The Republican-controlled Congress’ first vote to alter the unpopular health-care law is already under attack.
The GOP has introduced a bill in the House of Representatives to change Obamacare’s unusual definition of the full-time work week from 30 hours to 40 hours. That would decrease the number of workers caught by Obamacare’s employer mandate, which the administration is just beginning to implement this year.
The House is expected to vote on the bill Thursday, while legislation should be introduced in the now-Republican-controlled Senate on Wednesday.
But White House press secretary Josh Earnest promised Tuesday that President Obama will veto the change if its passed by both houses. The White House threatened to veto a similar effort in 2014.
“This proposed change would actually do a lot of harm, not just to the Affordable Care Act but to a substantial number of workers around the country,” Earnest said Tuesday.
Restoring the full-time work week to 40 hours “would be putting even more workers in a situation where we could see some employers cutting back on their hours to try to avoid the requirement of providing them quality health insurance.”

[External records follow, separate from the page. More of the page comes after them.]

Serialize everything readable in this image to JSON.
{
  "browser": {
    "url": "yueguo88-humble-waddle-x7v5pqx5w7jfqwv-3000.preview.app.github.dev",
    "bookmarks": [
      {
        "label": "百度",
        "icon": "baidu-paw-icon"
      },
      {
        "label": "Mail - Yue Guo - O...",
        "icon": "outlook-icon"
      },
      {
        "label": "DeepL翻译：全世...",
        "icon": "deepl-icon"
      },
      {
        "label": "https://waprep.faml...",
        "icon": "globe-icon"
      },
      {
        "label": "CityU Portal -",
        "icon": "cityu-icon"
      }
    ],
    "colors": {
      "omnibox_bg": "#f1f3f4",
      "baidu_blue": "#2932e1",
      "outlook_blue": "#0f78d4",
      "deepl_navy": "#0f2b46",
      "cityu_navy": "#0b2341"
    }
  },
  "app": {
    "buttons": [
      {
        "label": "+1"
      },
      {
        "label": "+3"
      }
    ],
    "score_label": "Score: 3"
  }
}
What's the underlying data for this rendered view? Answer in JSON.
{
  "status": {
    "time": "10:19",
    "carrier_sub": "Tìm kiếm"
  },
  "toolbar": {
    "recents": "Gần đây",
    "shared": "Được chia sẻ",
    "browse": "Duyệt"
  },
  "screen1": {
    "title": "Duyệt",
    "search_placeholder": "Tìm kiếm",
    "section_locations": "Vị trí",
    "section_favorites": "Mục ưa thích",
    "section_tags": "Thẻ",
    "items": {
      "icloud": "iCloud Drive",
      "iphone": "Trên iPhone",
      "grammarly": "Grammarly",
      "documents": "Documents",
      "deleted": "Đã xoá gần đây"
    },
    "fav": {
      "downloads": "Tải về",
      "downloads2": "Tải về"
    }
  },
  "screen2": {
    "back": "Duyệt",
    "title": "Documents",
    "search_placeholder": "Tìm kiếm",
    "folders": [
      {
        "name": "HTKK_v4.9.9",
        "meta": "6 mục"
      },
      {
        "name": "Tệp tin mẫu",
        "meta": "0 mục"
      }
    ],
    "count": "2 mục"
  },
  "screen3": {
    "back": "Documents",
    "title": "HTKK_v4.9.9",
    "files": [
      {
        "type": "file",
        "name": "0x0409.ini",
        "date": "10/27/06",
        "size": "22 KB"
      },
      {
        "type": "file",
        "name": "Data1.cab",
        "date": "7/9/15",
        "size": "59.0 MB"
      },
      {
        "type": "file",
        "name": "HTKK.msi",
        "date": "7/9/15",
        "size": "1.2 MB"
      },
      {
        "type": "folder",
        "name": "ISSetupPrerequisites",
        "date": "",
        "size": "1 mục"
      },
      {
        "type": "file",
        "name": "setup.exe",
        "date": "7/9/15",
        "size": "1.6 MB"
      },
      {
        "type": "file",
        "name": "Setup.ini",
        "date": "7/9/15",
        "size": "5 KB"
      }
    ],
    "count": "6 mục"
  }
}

The low-ball definition of a full-time work week has pushed some employers who don’t provide health insurance to those employees to cut their workers hours instead of incurring thousands in new health insurance costs. According to a number of surveys done by Federal Reserve banks across the country, businesses are shrinking full-time employees’ schedules to part-time work as a result of Obamacare regulations; others have halted hiring altogether. (RELATED: Philly Fed: Obamacare’s Increasing Part-Time Work)
But there’s a catch. National Review’s Yuval Levin argued against the change in November, as Earnest pointed out Tuesday — but not because the employer mandate is good policy. The GOP’s change would put an even larger group of workers near the cut-off for mandatory health coverage and at risk for having their hours cut, according to Levin.
Around 3 million Americans work between 30 and 34 hours a week and about 4 million work between 35 and 39 hours, and these are the workers currently at most risk for having their hours cut to avoid the mandate. But were the employer mandate rewritten to include just those who work 40 or more hours a week, the 29 million Americans who work between 40 and 44 hours a week would be in line for cuts as well.
While Earnest attacked congressional Republicans for trying to allow businesses to get out of offering health coverage, critics on the right, such as Levin, support repealing the employer mandate as a whole.